October 14, 2004

Use Local Classes for Proper Cleanup in Exception-enabled Apps

Exceptions enable you to detect and handle anomalous runtime conditions promptly. However, they also complicate the design of your program as they increase the number of possible execution paths. In most cases, implementing the “resource acquisition is initialization” idiom guarantees that data isn’t destroyed and that resources are always released.

Find Programs or Libraries Related to a Particular Keyword on a UNIX Platform

Note: This tip applies primarily to UNIX platforms (fortunately or unfortunately). The code was run on a Sun Solaris server (SunOS 5.8). How many times have you wondered what programs installed on your machine will handle content of a given type? There’s an easy utility that does this called apropos.

Hide .jsp Names from the URL

There are instances when .jsp names need to be hidden from the URL. This can be done using various design techniques. But if your application is small and simle enough that it doesn’t even require a servlet, you can hide a real URL by defining a mapping in the web.xml

A Better Way to Force a C++ Class to Be a Singleton

The tip “How to Force a C++ Class to Be a Singleton” does not provide enough flexibility for the programmer to control the creation/deletion of the singleton instance. The following code provides better control over memory and class instance. class MySignleton{public: static MySingleton* GetInstance() { if(!m_pThis) m_pThis = new MySingleton();

Monitoring Garbage Collection in the JVM

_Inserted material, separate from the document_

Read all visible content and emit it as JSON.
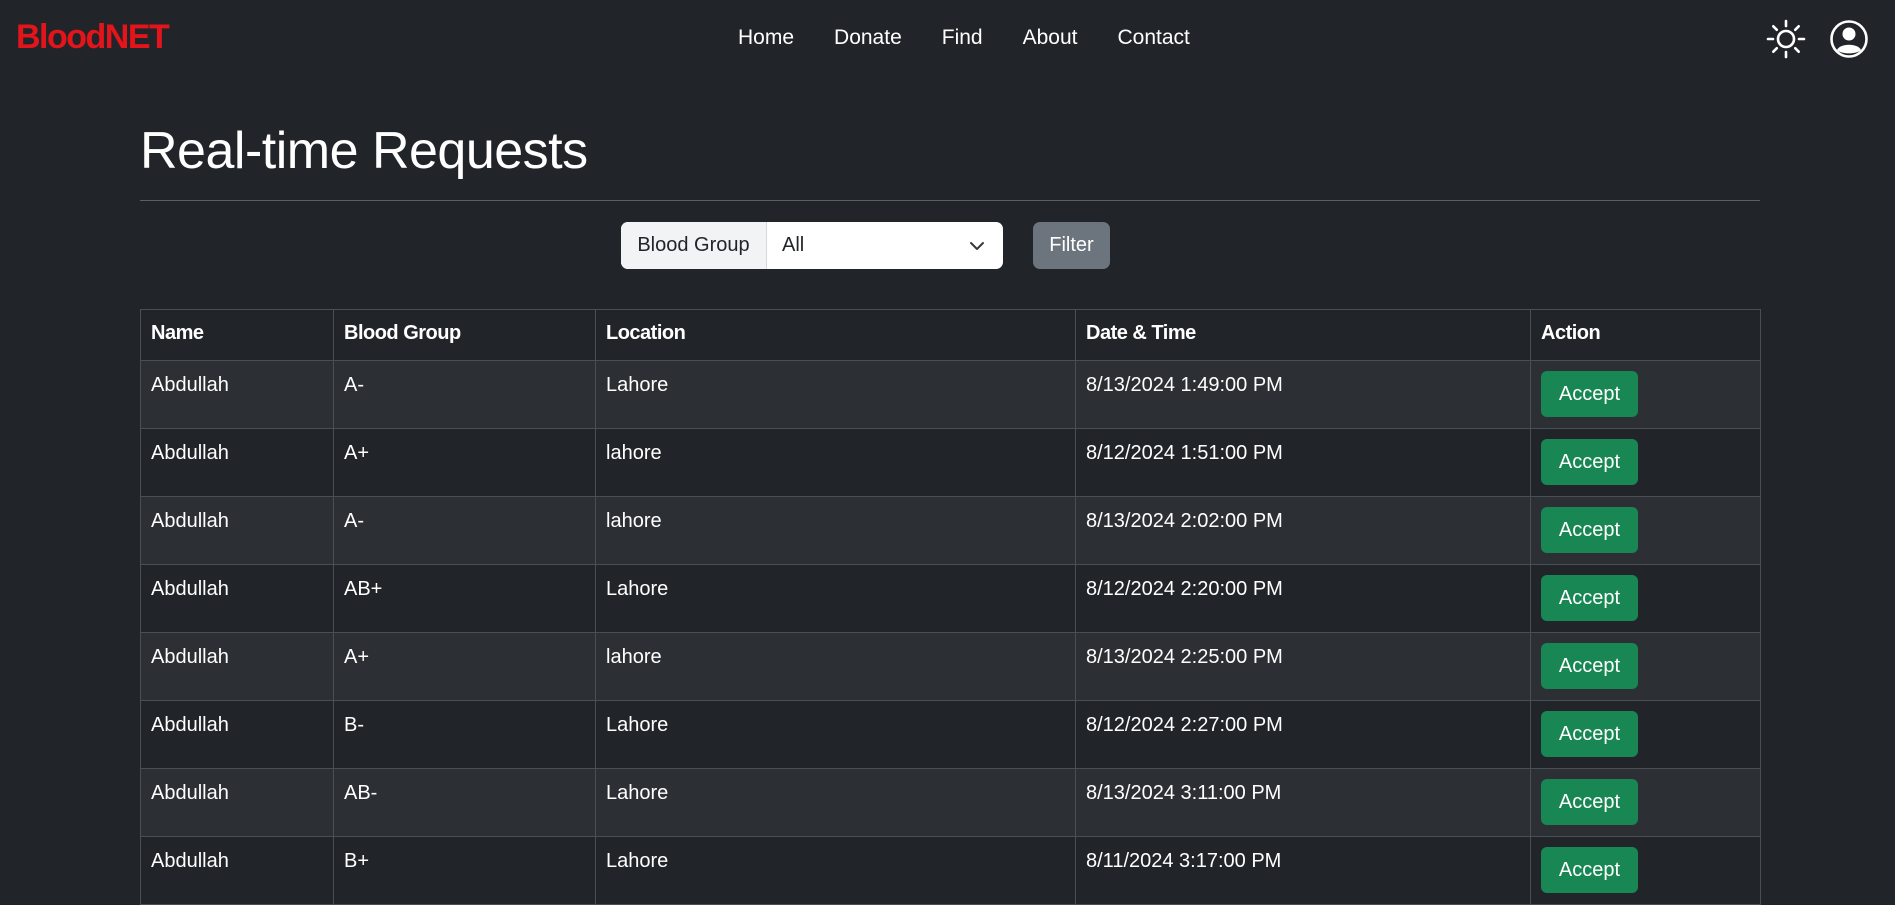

Big applications create huge numbers of objects. Though Java manages the memory allocation and de-allocation for these objects, sometimes this huge number can result in memory leak problem. To monitor when and how much garbage collection is happening, use the following example method: Suppose you start your application as: java